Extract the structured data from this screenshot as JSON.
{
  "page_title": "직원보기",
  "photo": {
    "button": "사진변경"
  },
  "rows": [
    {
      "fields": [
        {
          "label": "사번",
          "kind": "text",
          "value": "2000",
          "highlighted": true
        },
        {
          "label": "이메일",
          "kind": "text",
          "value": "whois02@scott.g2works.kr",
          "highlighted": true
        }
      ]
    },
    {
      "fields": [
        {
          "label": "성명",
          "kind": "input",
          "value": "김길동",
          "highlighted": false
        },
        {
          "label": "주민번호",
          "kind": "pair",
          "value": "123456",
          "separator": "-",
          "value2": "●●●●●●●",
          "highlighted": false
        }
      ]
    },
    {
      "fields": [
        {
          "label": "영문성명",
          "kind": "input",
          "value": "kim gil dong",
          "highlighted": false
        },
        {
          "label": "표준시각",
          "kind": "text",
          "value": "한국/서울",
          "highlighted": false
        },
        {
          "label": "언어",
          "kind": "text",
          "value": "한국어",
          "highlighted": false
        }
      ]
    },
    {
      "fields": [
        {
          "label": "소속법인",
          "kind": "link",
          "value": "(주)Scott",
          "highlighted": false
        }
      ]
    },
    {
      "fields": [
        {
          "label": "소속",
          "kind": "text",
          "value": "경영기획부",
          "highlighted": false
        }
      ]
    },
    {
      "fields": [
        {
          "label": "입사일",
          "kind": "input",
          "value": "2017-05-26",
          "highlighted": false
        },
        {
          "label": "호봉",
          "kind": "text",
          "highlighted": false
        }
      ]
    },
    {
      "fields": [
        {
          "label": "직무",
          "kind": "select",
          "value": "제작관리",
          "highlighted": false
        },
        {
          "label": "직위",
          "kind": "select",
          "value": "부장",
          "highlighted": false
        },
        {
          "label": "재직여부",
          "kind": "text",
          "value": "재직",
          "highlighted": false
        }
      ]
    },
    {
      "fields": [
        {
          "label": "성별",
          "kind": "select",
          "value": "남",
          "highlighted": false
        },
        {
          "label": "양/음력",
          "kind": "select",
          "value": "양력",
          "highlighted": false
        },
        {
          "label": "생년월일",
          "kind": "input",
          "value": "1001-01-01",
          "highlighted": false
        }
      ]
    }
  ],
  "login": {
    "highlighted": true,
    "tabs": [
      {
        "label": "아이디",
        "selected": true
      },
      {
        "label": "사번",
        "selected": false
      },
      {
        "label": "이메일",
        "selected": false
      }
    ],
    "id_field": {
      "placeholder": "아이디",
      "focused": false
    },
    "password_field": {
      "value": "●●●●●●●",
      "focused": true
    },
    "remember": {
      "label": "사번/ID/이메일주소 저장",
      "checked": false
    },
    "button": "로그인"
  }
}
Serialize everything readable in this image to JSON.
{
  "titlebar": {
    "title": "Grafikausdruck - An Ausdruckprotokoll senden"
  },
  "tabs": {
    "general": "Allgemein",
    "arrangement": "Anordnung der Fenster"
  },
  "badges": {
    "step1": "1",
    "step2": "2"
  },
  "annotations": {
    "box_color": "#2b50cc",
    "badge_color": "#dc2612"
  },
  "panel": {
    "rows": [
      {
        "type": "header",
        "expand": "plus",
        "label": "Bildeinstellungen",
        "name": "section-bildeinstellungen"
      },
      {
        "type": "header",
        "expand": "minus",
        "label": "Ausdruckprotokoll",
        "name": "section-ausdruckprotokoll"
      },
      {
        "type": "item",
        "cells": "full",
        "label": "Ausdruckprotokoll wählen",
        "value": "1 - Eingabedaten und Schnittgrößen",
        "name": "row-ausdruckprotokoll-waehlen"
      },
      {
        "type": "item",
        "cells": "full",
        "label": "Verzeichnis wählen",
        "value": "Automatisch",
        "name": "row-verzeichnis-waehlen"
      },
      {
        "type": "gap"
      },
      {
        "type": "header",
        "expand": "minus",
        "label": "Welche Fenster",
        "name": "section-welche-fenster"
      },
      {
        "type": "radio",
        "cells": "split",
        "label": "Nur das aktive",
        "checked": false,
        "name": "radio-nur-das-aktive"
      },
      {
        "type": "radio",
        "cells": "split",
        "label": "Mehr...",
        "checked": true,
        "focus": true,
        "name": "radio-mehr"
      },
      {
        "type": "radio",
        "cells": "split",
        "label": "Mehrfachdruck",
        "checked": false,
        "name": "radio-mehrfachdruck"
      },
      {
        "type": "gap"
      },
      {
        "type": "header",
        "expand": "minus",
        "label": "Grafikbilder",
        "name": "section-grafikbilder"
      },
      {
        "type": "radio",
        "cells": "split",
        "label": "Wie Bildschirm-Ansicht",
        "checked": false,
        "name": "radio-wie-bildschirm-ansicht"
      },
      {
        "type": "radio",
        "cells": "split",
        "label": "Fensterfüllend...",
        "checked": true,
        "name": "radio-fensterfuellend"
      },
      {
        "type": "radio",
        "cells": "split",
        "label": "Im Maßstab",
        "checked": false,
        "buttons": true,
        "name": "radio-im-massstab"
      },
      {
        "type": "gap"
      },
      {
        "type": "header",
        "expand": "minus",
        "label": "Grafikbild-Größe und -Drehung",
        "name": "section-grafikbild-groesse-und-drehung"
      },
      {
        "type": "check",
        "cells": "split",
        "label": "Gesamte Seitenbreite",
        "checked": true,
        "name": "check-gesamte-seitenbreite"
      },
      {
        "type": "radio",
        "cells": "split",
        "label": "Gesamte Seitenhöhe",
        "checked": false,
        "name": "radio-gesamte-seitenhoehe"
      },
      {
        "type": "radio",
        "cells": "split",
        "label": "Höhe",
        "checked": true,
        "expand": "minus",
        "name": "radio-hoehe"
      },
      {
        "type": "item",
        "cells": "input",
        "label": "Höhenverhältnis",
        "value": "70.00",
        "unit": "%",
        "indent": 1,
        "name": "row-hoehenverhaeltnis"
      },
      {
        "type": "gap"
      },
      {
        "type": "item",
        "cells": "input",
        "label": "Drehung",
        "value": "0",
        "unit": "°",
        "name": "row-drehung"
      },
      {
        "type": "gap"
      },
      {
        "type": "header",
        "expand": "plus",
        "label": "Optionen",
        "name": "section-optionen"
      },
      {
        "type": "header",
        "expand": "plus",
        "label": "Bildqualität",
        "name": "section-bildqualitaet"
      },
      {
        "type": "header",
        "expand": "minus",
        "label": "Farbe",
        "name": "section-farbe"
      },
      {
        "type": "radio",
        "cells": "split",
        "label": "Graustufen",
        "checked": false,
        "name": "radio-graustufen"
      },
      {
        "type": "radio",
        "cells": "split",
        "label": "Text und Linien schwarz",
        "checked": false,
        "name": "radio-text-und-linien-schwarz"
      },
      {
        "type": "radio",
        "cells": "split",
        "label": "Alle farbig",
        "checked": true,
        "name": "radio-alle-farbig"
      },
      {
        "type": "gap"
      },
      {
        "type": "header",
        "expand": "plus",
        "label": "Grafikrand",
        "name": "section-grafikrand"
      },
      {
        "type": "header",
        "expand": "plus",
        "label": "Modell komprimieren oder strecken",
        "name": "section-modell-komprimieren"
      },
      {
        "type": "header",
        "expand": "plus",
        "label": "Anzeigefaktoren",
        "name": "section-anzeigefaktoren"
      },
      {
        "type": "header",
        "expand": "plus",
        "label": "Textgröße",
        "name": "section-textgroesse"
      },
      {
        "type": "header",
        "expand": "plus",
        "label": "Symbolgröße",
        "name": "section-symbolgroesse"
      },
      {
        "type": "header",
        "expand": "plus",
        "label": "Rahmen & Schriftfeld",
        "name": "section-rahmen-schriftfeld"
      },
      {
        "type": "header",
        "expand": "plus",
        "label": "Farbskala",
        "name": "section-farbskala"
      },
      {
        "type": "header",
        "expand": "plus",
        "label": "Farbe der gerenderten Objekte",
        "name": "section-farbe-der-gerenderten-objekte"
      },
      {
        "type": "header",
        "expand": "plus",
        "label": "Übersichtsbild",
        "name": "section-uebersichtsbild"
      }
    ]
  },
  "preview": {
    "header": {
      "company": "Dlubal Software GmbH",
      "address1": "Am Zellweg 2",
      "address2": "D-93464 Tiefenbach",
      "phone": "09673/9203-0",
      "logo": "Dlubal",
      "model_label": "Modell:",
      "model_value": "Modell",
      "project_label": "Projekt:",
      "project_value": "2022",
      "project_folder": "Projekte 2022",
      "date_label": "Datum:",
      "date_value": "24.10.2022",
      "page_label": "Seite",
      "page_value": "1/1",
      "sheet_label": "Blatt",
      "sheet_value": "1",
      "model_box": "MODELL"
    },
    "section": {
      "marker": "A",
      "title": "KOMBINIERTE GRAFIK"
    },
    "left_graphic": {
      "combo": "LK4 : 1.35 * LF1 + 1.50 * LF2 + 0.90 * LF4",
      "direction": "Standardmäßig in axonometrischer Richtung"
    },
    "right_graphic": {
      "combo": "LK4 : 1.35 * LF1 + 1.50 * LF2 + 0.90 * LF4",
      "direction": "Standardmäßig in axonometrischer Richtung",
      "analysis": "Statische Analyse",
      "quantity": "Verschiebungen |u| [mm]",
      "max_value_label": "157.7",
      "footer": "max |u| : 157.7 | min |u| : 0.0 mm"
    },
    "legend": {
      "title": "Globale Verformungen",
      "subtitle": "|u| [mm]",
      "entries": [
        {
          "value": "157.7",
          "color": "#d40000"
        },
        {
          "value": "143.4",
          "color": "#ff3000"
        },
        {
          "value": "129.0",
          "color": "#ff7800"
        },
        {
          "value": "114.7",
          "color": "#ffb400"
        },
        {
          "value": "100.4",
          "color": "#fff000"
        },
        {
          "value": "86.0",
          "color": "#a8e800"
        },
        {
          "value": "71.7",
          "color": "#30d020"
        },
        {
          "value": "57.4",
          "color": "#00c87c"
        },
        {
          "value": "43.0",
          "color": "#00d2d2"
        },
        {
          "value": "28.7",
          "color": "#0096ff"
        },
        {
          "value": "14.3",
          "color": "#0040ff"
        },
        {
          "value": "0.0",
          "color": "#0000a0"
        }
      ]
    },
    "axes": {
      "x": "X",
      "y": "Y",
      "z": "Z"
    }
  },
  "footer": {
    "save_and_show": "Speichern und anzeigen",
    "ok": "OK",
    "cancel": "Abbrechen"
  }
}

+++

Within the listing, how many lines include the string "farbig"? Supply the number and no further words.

→ **Response for this exercise**
2